underwater brine pool
Brine pools don’t mix with surrounding water, giving the appearance of an underwater beach.
University of Miami

More than 1,700 meters below the surface of the Gulf of Aqaba in the Red Sea lies something extraordinary and rare: a brine pool. These pools, which don’t mix with the water around them, are hyper-salty, completely lack oxygen, and serve as a time capsule for the geological features that existed when they formed, which could give clues to how our oceans initially formed. Researchers announced the discovery of these ethereal, Red Sea pools last month in a study that appeared in Nature Communications.
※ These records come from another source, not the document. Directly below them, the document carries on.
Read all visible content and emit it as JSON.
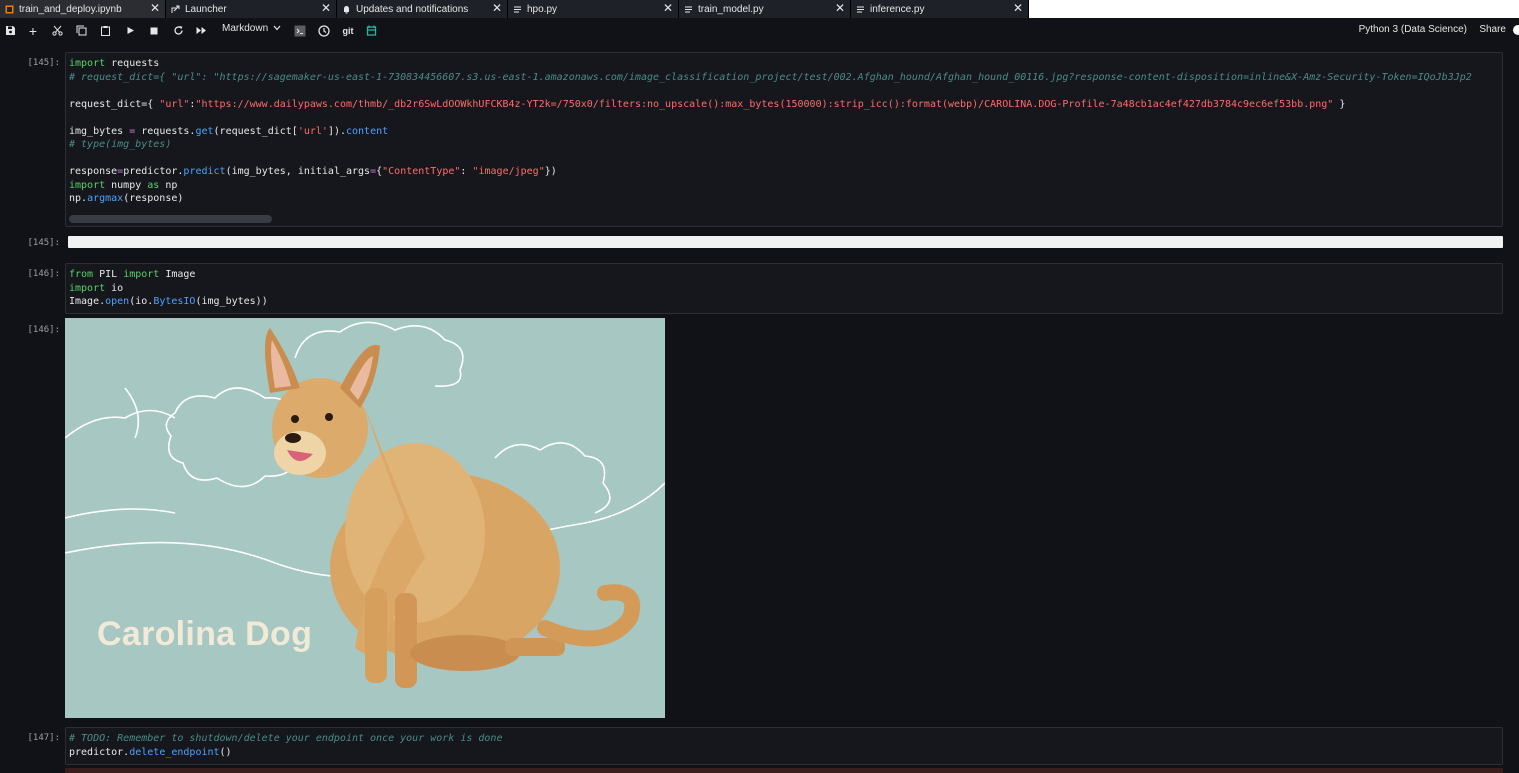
{
  "tabs": [
    {
      "label": "train_and_deploy.ipynb",
      "icon": "notebook-icon",
      "active": true
    },
    {
      "label": "Launcher",
      "icon": "launcher-icon",
      "active": false
    },
    {
      "label": "Updates and notifications",
      "icon": "bell-icon",
      "active": false
    },
    {
      "label": "hpo.py",
      "icon": "file-icon",
      "active": false
    },
    {
      "label": "train_model.py",
      "icon": "file-icon",
      "active": false
    },
    {
      "label": "inference.py",
      "icon": "file-icon",
      "active": false
    }
  ],
  "toolbar": {
    "cell_type": "Markdown",
    "kernel": "Python 3 (Data Science)",
    "share": "Share",
    "git": "git"
  },
  "cells": {
    "c1_in_prompt": "[145]:",
    "c1_out_prompt": "[145]:",
    "c2_in_prompt": "[146]:",
    "c2_out_prompt": "[146]:",
    "c3_in_prompt": "[147]:"
  },
  "image": {
    "caption": "Carolina Dog"
  }
}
As unwelcoming as the brine pools may be to most creatures, there are extremophile microbes that are able to call these spooky habitats home. Studying these organisms could help reframe our thinking of how life could exist on other planets, as the presence of water (and, thus, oxygen) is regarded as one of the most basic requirements for life.